Energy Research at the University of Washington

Thomas M. Hinckley

Energy Research Area: Understanding the effects of climate and climate change on tree carbon exchange and growth under natural and managed systems. As growing seasons become longer, warmer and drier, how do different species acclimate to these stresses?

Interim Director and David RM Scott Professor of Forest Resources
Atmospheric Sciences
School of Environmental and Forest Sciences

I am interested in the carbon and water economy of trees and woody shrubs. Studies by me, my students, and collaborators are currently being conducted at 1600 and 7100 feet on Snowshoe Mountain in the NE Cascades. At these two sites, we are monitoring microclimate, soil moisture, individual tree water loss and tree diameter growth. Our study species are ponderosa pine, Engelmann spruce and Whitebark pine. These two altitudes represent the elevational limits of trees species in this part of Washington. We anticipate that trees at such elevations should be very sensitive to climate.

Horses and mules were used to transport 650 lbs of equipment, which was then distributed between 7150 and 7800 feet.  Ettl and Weintraub make sure that the datalogger is working the solar panel and marine battery keep everything powered
Horses and mules were used to transport 650 lbs of equipment, which was then distributed between 7150 and 7800 feet. Ettl and Weintraub make sure that the datalogger is working the solar panel and marine battery keep everything powered
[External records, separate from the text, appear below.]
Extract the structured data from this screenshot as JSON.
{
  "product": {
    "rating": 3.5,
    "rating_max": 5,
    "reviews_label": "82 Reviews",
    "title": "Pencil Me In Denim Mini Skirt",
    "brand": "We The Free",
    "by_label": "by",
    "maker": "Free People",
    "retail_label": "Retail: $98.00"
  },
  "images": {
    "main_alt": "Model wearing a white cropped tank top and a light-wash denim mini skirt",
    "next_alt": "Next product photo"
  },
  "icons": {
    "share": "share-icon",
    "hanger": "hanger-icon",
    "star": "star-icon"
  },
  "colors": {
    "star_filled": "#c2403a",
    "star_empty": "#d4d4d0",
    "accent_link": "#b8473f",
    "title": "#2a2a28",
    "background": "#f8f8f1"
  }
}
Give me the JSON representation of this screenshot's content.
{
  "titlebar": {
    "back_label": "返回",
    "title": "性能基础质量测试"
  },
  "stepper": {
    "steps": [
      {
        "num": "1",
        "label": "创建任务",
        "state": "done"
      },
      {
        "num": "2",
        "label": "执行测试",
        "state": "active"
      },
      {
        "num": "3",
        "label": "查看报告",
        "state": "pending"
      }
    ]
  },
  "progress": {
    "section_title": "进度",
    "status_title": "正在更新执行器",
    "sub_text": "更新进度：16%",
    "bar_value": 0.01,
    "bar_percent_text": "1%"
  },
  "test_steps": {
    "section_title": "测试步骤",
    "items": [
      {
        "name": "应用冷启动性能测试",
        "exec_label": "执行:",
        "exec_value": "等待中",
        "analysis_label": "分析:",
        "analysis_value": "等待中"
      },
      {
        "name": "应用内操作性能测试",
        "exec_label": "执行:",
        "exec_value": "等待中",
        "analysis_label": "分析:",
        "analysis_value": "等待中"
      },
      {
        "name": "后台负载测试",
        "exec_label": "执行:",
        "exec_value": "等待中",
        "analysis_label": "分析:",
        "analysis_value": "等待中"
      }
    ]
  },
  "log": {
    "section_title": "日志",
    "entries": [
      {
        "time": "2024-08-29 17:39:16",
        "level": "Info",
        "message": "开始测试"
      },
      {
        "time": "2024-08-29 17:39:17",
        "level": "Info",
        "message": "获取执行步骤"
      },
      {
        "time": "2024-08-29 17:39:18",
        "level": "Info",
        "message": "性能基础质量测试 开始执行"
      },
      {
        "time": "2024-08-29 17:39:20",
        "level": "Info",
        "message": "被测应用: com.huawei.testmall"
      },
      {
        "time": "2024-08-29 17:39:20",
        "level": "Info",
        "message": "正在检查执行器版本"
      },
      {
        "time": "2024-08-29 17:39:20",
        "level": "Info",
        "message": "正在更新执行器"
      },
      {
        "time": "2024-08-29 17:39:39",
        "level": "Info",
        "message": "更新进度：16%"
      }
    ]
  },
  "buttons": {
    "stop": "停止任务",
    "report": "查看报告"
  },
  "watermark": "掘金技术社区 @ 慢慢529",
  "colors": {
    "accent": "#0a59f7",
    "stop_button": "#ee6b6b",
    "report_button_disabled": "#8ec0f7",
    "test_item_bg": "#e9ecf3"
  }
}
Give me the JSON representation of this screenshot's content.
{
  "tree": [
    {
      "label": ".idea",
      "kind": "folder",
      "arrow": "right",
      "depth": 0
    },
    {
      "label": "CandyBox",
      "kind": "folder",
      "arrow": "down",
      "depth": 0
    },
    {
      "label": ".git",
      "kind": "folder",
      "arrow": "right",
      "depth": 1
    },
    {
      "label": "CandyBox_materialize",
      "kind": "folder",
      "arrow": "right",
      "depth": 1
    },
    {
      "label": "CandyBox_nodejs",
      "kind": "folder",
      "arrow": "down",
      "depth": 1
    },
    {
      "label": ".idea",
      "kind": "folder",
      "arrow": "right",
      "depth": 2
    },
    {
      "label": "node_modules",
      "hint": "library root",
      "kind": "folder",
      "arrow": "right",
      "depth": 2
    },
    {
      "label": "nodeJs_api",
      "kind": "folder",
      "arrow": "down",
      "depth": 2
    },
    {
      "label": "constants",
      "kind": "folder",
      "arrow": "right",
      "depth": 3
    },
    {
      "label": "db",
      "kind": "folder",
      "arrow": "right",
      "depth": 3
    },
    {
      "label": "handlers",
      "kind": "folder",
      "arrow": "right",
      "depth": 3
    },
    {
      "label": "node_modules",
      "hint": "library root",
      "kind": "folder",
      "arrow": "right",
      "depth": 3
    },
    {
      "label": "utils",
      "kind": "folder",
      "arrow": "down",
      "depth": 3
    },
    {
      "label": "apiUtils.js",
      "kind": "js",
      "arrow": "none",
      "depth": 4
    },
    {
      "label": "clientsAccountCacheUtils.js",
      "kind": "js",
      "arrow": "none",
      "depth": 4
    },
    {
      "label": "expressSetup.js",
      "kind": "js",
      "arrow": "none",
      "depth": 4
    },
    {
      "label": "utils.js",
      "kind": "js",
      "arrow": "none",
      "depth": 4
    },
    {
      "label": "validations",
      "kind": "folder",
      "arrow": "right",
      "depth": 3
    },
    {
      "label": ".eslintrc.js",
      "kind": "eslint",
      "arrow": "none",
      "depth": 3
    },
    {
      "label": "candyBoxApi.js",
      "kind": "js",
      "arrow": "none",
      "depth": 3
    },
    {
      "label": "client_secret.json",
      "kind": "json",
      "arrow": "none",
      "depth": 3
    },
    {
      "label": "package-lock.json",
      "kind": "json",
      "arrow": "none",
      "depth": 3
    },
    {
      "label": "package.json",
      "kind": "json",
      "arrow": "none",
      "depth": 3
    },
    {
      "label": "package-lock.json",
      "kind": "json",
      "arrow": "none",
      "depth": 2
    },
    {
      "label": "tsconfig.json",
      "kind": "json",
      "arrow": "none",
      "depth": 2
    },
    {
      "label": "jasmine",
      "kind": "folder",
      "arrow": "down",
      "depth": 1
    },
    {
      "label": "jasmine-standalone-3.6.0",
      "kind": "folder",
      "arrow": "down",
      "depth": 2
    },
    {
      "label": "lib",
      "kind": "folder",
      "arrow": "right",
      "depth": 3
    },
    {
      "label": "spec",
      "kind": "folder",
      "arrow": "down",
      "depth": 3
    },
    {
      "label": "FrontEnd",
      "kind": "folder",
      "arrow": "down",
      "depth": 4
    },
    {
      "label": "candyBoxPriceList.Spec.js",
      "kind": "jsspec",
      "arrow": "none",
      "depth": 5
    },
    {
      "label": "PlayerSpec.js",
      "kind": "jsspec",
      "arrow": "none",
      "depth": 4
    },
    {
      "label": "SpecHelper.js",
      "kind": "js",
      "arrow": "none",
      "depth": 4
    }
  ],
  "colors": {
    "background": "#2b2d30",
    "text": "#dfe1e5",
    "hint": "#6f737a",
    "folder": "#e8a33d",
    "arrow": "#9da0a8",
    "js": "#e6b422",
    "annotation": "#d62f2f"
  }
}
Campus and Other Collaborators/Partners

Record last updated on November 28th 2011 PDT.